In a way, it doesn't seem especially newsworthy that all the countries with a stake in Iraq are meeting with each other. But it's big news because—five years after the president named North Korea, Iran, and Iraq the three members of an "axis of evil"—we are using the model of our negotiations with the first…to guide our meeting with the second…in order to get their help with the third.
All of which seems a long way from the morally unambiguous "you're either with us or against us" rhetoric right after 9/11—a time when negotiation was almost a dirty word, and of course America wouldn't compromise with our adversaries, America would defeat them.
This evolution in the way the administration does business got me thinking about negotiations, and their value. Yitzhak Rabin, the former Israeli prime minister who was assassinated for compromising with the Palestinians, said "it is not with one's friends that we need to negotiate, it is with one's enemies." John Kennedy, in his famous inaugural address, expressed a similar sentiment.
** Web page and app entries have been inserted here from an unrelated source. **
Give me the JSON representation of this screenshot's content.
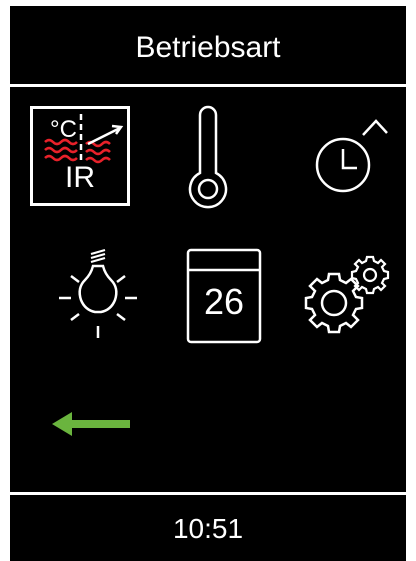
{
  "header": {
    "title": "Betriebsart"
  },
  "menu": {
    "ir_tile": {
      "unit_label": "°C",
      "mode_label": "IR",
      "icon": "ir-heating-icon"
    },
    "temperature_tile": {
      "icon": "thermometer-icon"
    },
    "timer_tile": {
      "icon": "clock-timer-icon"
    },
    "light_tile": {
      "icon": "light-bulb-icon"
    },
    "calendar_tile": {
      "day": "26",
      "icon": "calendar-icon"
    },
    "settings_tile": {
      "icon": "gears-icon"
    }
  },
  "back_button": {
    "icon": "back-arrow-icon"
  },
  "footer": {
    "time": "10:51"
  },
  "colors": {
    "background": "#000000",
    "foreground": "#ffffff",
    "wave_red": "#e8212a",
    "back_green": "#6ab43e"
  }
}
He said, "let us never negotiate out of fear, but let us never fear to negotiate."
There's another school of thought that negotiation is a sign of weakness, and certainly its proponents have experience to call on. When the Israelis, under Prime Minister Sharon, voluntarily gave up land to the Palestinians—for the sake of negotiating an eventual peace—and then militant groups used that land as a launching pad for attacks against Israel, the feeling was, "we gave an inch and they took a mile."
Life is rarely black and white. And often there are no hard and fast rules—like always negotiate, or never negotiate. Negotiating can have great value—in translating human understanding into advances in policy. And yet, those person-to-person cues can be misunderstood: like when President Bush looked into Russian President Putin's "soul" and saw a good man. Sometimes it's a question not of whether to negotiate but how to negotiate. And then there are people with whom we will (rightly) never negotiate: terrorists, for example.
I once attended a meeting of senior Bush administration officials, one of whom had a theory I found pretty compelling. He said that the president believes in talking with other countries not for its own sake, but if there is a clear goal that can be achieved.
Twenty years ago, when Ronald Reagan negotiated with Mikhail Gorbachev, a clear goal could be achieved: reducing both countries' stockpiles of offensive nuclear weapons, and ultimately that goal was achieved. Last month in North Korea, in six party talks in which the US participated, there was a goal: shutdown of that country's nuclear program, and it's hopefully on its way to being met. And this weekend in Baghdad, an important goal might be achieved: getting Iran to stop destabilizing Iraq.
In all three cases, critics would argue that those goals could have been met earlier—if Presidents Reagan and Bush had negotiated when problems first appeared, not when they got a lot worse.
As Robert Baer, the former CIA operative and Time.com columnist, said last week, "the truth is we're negotiating now because we're stuck in Afghanistan, stuck in Iraq…and we need to find out what Iran wants and cut a deal." And it probably won't be the deal we would make if we were succeeding in the region.
In the end, everybody can agree that it's better to negotiate from a position of strength, not of weakness. But at times, world leaders can mistake stubborness for strength, and dismiss any opportunity to be face to face with an adversary, concluding too often that no negotiation is a good negotiation.